This needs to happen before he has a chance to learn worse ones — and then find these more rewarding instead. Just teaching him simple exercises at home from day one — like sit, down, wait, watch me, back, and give — with lots of rewards and in the context of a play session will make owning him that much easier and more of a pleasure. So much valuable early learning time is lost or wasted in puppies through owners believing it is too soon to teach them anything, when in fact puppies can be taught so many things from even six to eight weeks old.
6. Have regular time out from your puppy
It is important for puppies to have regular down times during the day when they must sleep and rest. But just as important is for owners to have regular breaks from the demands of a puppy. So get your puppy used to set rest times during the day or evening in his own quarters, when you can also rest yourself, or catch up with different chores or errands. The more routine you make these rest times daily, the more likely it is that your puppy will settle down more quickly each time.
Too much stimulation can lead to your pup expecting it all the time.
7. Beware the perils of over-stimulation
One of the most common problems I see in young puppies, especially from more energetic or active breeds, is chronic over-stimulation. In other words, owners often think they have to constantly indulge their puppies in exciting games or interactions in order to tire them out.

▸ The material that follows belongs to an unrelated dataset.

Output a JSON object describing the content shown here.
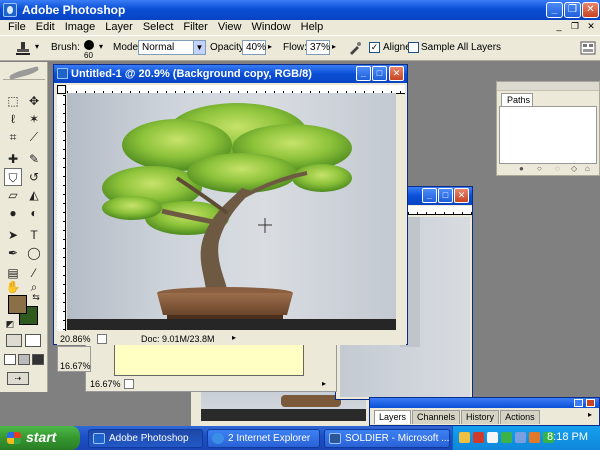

Usually, the reverse is true, in that the more you mentally and physically stimulate young dogs, the harder they will find it to wind down again when you want them to rest. You can also encourage a growing expectation in a young dog that he should be stimulated all the time.
So whenever you are approaching a set rest period, or bedtime, it is far better to remove all sources of external activity and excitement from your dog at least 15 minutes beforehand, and keep your voice and body language quiet. The quieter your puppy’s external environment becomes, the more likely it is that he will wind down and settle.
Be prepared for some damage.
8. Expectation management
One of the worst things you can do to any puppy is to allow him to do something one day, such as jump on the furniture, come into a certain room with you, or have food off your plate, that you won’t allow him to do the next. It simply causes confusion and frustration, as well as a sense in your growing dog that your initial ‘no’ can be turned into a ‘yes’ if he makes enough of a protest. So, whatever rules you decide on early on about what your dog can
or cannot do, stick to them relentlessly and consistently.
9. GROUP Training may not be for you
Many owners enrol their new puppies in group training classes out of a sense that this is what they should do, rather than on the basis of whether they are the best learning environment for their particular dog. For while some group training classes work really well for some young dogs, others may find them far more challenging or stressful. As
a result they may bark, whine, play up, or generally find it harder to concentrate. Unfortunately, this can then give dog and owner alike a negative view of the whole training process, or make owners feel their dog is a ‘failure’ on this front. Really all they need is a more one-to-one learning approach instead, getting a good trainer to work with them and their dog in a far less distracting environment to begin with. Then, later, they can build up more surrounding distractions for their dog to cope with, which he will do far better.
Puppies are gorgeous — but they’re hard work too.
10. Stop chasing perfection
Despite what you might read online, or in any book, nobody has a perfect puppy, it is a totally mythical creature. All we ever have is the puppy we have got, warts and all. Your puppy may not get everything right all the time, and nor will you. Yet somehow as soon as you accept this, life already becomes that much easier, because so much pressure is taken off your relationship. The world is full of dogs who drove their owners mad as puppies, yet somehow grew — with the right amount of care, love, and training — into adult companions they now cannot imagine living without. So, if right now you are living through an early bout of puppy panic, just hold that thought in your mind.
Puppies are gorgeous — but they’re hard work too.